[Website and app data records]
______________________________

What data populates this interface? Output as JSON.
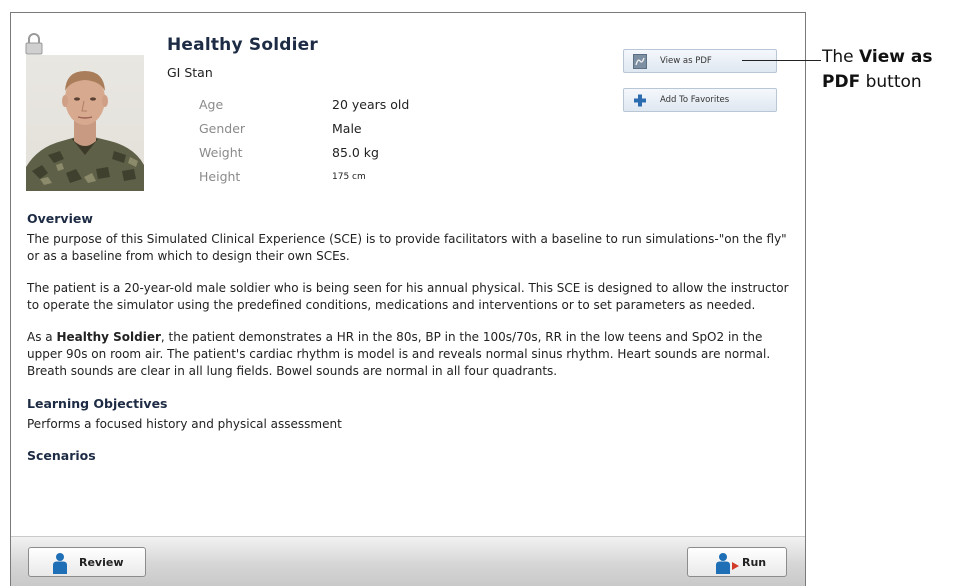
{
  "scenario": {
    "title": "Healthy Soldier",
    "patient_name": "GI Stan",
    "details": [
      {
        "label": "Age",
        "value": "20 years old"
      },
      {
        "label": "Gender",
        "value": "Male"
      },
      {
        "label": "Weight",
        "value": "85.0 kg"
      },
      {
        "label": "Height",
        "value": "175 cm"
      }
    ]
  },
  "actions": {
    "view_pdf_label": "View as PDF",
    "add_favorites_label": "Add To Favorites"
  },
  "overview": {
    "heading": "Overview",
    "para1": "The purpose of this Simulated Clinical Experience (SCE) is to provide facilitators with a baseline to run simulations-\"on the fly\" or as a baseline from which to design their own SCEs.",
    "para2": "The patient is a 20-year-old male soldier who is being seen for his annual physical. This SCE is designed to allow the instructor to operate the simulator using the predefined conditions, medications and interventions or to set parameters as needed.",
    "para3_prefix": "As a ",
    "para3_bold": "Healthy Soldier",
    "para3_rest": ", the patient demonstrates a HR in the 80s, BP in the 100s/70s, RR in the low teens and SpO2 in the upper 90s on room air. The patient's cardiac rhythm is model is and reveals normal sinus rhythm. Heart sounds are normal. Breath sounds are clear in all lung fields. Bowel sounds are normal in all four quadrants."
  },
  "learning_objectives": {
    "heading": "Learning Objectives",
    "text": "Performs a focused history and physical assessment"
  },
  "scenarios": {
    "heading": "Scenarios"
  },
  "footer": {
    "review_label": "Review",
    "run_label": "Run"
  },
  "callout": {
    "prefix": "The ",
    "bold": "View as PDF",
    "suffix": " button"
  },
  "colors": {
    "title": "#1d2b44",
    "label_gray": "#8a8a8a",
    "button_blue": "#dfe7f1",
    "person_icon_blue": "#1e6fb6",
    "run_arrow_red": "#d23a2a"
  }
}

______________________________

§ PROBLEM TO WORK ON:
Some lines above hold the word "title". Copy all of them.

§ TASK SOLUTION:
    "title": "Healthy Soldier",
    "title": "#1d2b44",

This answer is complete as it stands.